What we are comfortable doing in heat treatment today, we will have to step out of our comfort zone in the next 20 years to satisfy the demands of a much more highly sophisticated manufacturing community. For example, vacuum furnaces and vacuum-furnace technology will be critical to that advancement. Why? Because it is quicker to adapt or change than many of the atmosphere technologies.

If you make an investment in an atmosphere furnace today (and there are many good atmosphere furnaces out there), you fix your technology in time and space. With vacuum equipment, however, you have the opportunity to grow or change or be more flexible and to be ready for change that occurs in the near future. So I think there is a tremendous opportunity for all of the furnace manufacturers – all of manufacturing as a matter of fact – to look at how we are going to get from where we are today to future advances.

One of the things I like to ponder is when we are going to develop the room-temperature transformation to martensite. I actually wonder about that quite a bit these days. We have to think outside the box. Just when we get comfortable with one technology, it is replaced with another.

An example of this is when I was in college. Everyone on campus knew we were engineers because we carried our slide rules around with us. By the way, we went to the moon using slide rules, but who in their right mind would use a slide rule today when you have a calculator or a computer available to you? Is there anything wrong with slide-rule technology? No, it works well, but why would you ever use one?

Better technological solutions come up, and that’s exactly what we are saying. You have the evolution of the IQ furnace and the evolution of the gas nitrider into different designs. You have additive manufacturing (AM) taking the place of conventional manufacturing. AM is going to have a significant impact on the future of heat treating and the future of how we make products. You have electric cars, you have AM components and you have new technologies that are replacing perfectly fine technology.

I always call this the slide-rule principal. Who in their right mind would use the technology of the 1960s in the 2020s and 2030s? It boggles my mind.


Tom: But like you said, we went to the moon on slide rule, right?

Dan: Yes, but we did have a “little” computer there to help us as well.


Tom: You have commented on the future, but maybe you can summarize. Where is heat treat going to be in the next 20-30 years?

Dan: I see growth in two industry segments, in particular. Vacuum technology will become the dominant heat-treating technology. I also see applied energy and, in particular, induction heating as a technology that is moving forward at a very rapid pace. The other thing I see is a transition from heat treating batches to heat treating parts one at a time. Furnace manufacturers have gone from large-batch heat treating to small-batch, but it is still batch heat treatment.

In the next 20 years, my vision is that you will see parts heat treated individually for a variety of reasons. One is that the quantities being ordered are going to change. The materials that are developed will require new heat treatments, flexibility and change. As a result, the vacuum and induction fields will be growth industries.

I also believe that processes are going to move to lower temperatures whenever possible.
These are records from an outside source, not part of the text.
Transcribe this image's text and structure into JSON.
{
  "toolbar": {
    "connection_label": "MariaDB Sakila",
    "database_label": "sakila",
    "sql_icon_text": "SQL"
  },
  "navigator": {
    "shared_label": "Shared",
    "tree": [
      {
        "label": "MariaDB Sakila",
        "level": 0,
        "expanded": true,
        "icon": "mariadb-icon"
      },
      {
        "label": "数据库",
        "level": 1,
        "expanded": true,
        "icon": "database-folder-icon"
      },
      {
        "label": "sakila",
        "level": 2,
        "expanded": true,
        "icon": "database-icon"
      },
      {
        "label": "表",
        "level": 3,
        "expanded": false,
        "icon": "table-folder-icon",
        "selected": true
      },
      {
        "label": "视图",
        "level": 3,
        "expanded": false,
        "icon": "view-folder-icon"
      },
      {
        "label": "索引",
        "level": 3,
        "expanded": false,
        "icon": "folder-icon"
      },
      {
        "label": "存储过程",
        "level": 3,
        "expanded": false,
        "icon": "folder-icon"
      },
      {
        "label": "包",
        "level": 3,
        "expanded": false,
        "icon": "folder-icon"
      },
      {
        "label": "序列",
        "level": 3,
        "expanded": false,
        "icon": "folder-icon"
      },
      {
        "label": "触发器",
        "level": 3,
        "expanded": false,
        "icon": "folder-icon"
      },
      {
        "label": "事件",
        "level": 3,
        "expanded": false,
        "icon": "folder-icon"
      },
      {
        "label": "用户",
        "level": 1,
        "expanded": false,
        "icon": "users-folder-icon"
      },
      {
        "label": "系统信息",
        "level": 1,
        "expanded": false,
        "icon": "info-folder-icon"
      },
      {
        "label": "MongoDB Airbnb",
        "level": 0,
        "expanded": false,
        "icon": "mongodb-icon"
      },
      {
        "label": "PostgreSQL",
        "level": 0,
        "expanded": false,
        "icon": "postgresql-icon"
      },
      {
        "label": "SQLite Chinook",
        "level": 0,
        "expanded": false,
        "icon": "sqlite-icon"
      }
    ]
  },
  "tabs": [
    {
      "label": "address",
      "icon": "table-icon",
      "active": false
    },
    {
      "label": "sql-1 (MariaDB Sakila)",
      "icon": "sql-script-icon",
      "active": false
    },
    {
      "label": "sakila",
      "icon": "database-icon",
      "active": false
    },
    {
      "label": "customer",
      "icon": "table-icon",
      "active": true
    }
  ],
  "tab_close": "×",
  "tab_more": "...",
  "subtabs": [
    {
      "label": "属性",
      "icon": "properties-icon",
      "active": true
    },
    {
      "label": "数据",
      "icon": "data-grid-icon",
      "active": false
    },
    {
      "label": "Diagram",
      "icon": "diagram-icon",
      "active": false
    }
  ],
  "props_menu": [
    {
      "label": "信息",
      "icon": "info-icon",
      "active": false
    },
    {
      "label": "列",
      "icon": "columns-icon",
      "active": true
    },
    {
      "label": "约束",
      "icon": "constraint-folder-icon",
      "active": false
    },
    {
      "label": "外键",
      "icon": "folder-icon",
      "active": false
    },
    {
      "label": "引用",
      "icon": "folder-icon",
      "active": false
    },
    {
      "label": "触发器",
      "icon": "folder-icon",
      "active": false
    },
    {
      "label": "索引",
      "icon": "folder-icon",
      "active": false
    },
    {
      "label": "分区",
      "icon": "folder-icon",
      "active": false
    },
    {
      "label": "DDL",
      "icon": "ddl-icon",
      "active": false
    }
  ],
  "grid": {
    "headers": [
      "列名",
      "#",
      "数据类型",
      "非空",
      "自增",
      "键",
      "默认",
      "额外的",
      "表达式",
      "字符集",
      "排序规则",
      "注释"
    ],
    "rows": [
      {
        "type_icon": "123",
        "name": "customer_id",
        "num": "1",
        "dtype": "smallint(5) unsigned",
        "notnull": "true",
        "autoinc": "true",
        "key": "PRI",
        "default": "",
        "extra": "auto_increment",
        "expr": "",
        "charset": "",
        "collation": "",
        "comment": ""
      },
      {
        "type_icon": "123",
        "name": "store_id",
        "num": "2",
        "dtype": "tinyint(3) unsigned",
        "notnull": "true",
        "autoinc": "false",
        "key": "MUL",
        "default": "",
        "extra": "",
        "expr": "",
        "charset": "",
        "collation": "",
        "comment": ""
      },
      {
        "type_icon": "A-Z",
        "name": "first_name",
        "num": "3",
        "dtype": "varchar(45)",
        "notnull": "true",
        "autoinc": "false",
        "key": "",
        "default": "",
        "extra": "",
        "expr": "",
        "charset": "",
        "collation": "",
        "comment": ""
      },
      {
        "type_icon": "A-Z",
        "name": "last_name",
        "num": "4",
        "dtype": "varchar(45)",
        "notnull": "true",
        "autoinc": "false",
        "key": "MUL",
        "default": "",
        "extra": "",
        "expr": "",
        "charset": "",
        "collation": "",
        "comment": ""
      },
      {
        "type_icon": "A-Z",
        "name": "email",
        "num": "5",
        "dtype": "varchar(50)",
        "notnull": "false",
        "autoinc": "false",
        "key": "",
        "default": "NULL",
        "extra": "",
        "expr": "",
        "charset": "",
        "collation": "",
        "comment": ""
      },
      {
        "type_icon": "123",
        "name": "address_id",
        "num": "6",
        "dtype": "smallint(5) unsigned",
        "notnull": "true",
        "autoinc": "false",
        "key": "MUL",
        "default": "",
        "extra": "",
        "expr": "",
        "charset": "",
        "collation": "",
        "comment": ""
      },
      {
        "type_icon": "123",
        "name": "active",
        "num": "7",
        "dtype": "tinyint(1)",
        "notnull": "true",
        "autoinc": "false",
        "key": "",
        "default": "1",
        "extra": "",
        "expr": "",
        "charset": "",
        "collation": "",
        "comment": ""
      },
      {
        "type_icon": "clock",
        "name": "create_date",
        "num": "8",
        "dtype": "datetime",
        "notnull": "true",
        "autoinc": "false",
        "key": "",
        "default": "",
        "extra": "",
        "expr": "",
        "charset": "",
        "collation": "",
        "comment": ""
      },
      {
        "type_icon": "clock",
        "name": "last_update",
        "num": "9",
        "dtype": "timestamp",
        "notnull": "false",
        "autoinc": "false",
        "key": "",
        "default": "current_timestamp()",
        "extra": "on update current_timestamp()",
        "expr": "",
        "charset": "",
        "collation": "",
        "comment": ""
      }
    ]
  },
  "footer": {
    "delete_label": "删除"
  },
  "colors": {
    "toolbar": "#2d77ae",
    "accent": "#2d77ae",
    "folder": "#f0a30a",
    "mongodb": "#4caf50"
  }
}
The reason for this is that if you look at the amount of money spent to control distortion, the ultimate goal would be to eliminate the heat-treat process. This isn’t practical, but can you have a heat-treatment process that gives you consistently minimum, if any, distortion? The future is moving in that direction.

The other thing, and perhaps a final comment on my part, is that I think change is going to happen exponentially. It’s not going to be linear, straight-line growth. It is going to be an exponential growth upward. I think you’re going to see as much change for heat treating in the next 20 years as you have in the past 80. I truly believe that, so I think this industry is headed toward those technologies that are flexible and adaptable to change.